“If we’d guaranteed all the banks’ liabilities, we’d be in the same situation as Ireland,” says Arnason, whose Social Democratic Alliance was a junior coalition partner in the Haarde government.
“In the beginning, banks and other financial institutions in Europe were telling us, ‘Never again will we lend to you,’” Einarsdottir says. “Then it was 10 years, then 5. Now they say they might soon be ready to lend again.”
And Iceland’s prosecution of white collar fraud played a big part in its recovery:
[The U.S. and Europe have thwarted white collar fraud investigations ... let alone prosecutions.] On the other hand, Iceland has prosecuted the fraudster bank heads (and here and here) and their former prime minister, and their economy is recovering nicely … because trust is being restored in the financial system.
Next-Generation Bug / Microwave / ELF / Spy Phone / GSM And Camera Detectors (Buy, Rent, Layaway) tinyurl.com/2eo8mlz Open...
— Spy Store Rentals (@MontyHenry1)
Nanny IP (Internet) Cameras, GPS Trackers, Bug Detectors and Listening Devices, etc, (Buy / Rent / Layaway): tinyurl.com/396jlw6...
— Spy Store Rentals (@MontyHenry1)
• Video is Recorded Locally To An Installed SD Card (2GB SD Card included)

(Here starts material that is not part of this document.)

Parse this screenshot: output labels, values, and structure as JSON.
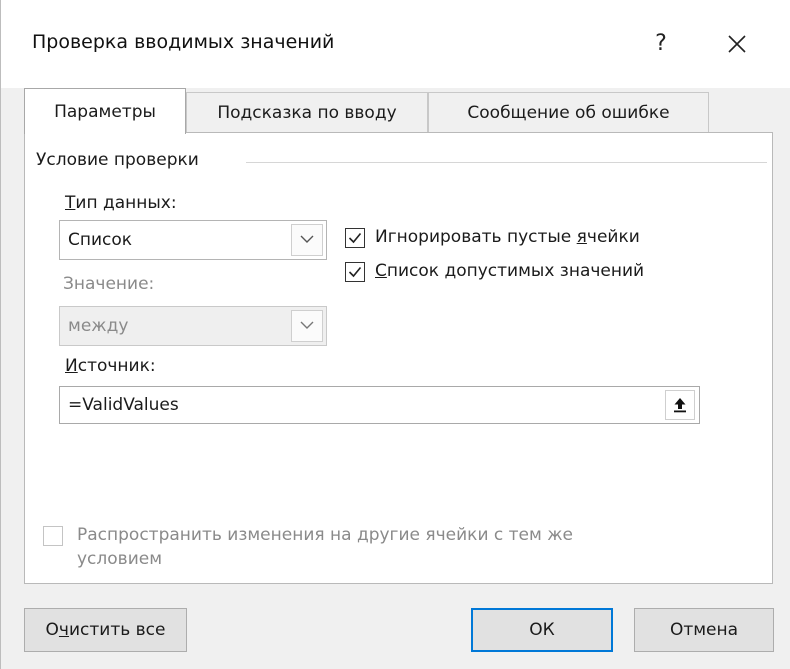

• Email Notifications (Motion Alerts, Camera Failure, IP Address Change, SD Card Full)
• Live Monitoring, Recording And Event Playback Via Internet
• Back-up SD Storage Up To 32GB (SD Not Included)
• Digital Wireless Transmission (No Camera Interference)
• View LIVE On Your SmartPhone!
* Nanny Cameras w/ Remote View
* Wireless IP Receiver
* Remote Control
* A/C Adaptor
* 2GB SD Card
* USB Receiver
FACT SHEET: HIDDEN NANNY-SPY (VIEW VIA THE INTERNET) CAMERAS
* Transmission Range of 500 ft Line Of Sight
* Uses 53 Channels Resulting In No Interference
* 12V Power Consumption
* RCA Output
* Supports up to 32gig SD
* 640x480 / 320x240 up to 30fps
* Image Sensor: 1/4" Micron Sensor
* Resolution: 720x480 Pixels
* S/N Ratio: 45 db
* Sensitivity: 11.5V/lux-s @ 550nm
* Video System: NTSC
* White Balance: Auto Tracking
* You Buy Our DVR Boards And We'll Build Your Products! (Optional)
Our New Layaway Plan Adds Convenience For Online Shoppers
Phone: (1888) 344-3742 Toll Free USA
Local: (818) 344-3742
Fax (775) 249-9320
Google+ and Gmail
AOL Instant Messenger
Yahoo Instant Messenger
Alternate Email Address
Join my Yahoo Group!
My RSS Feed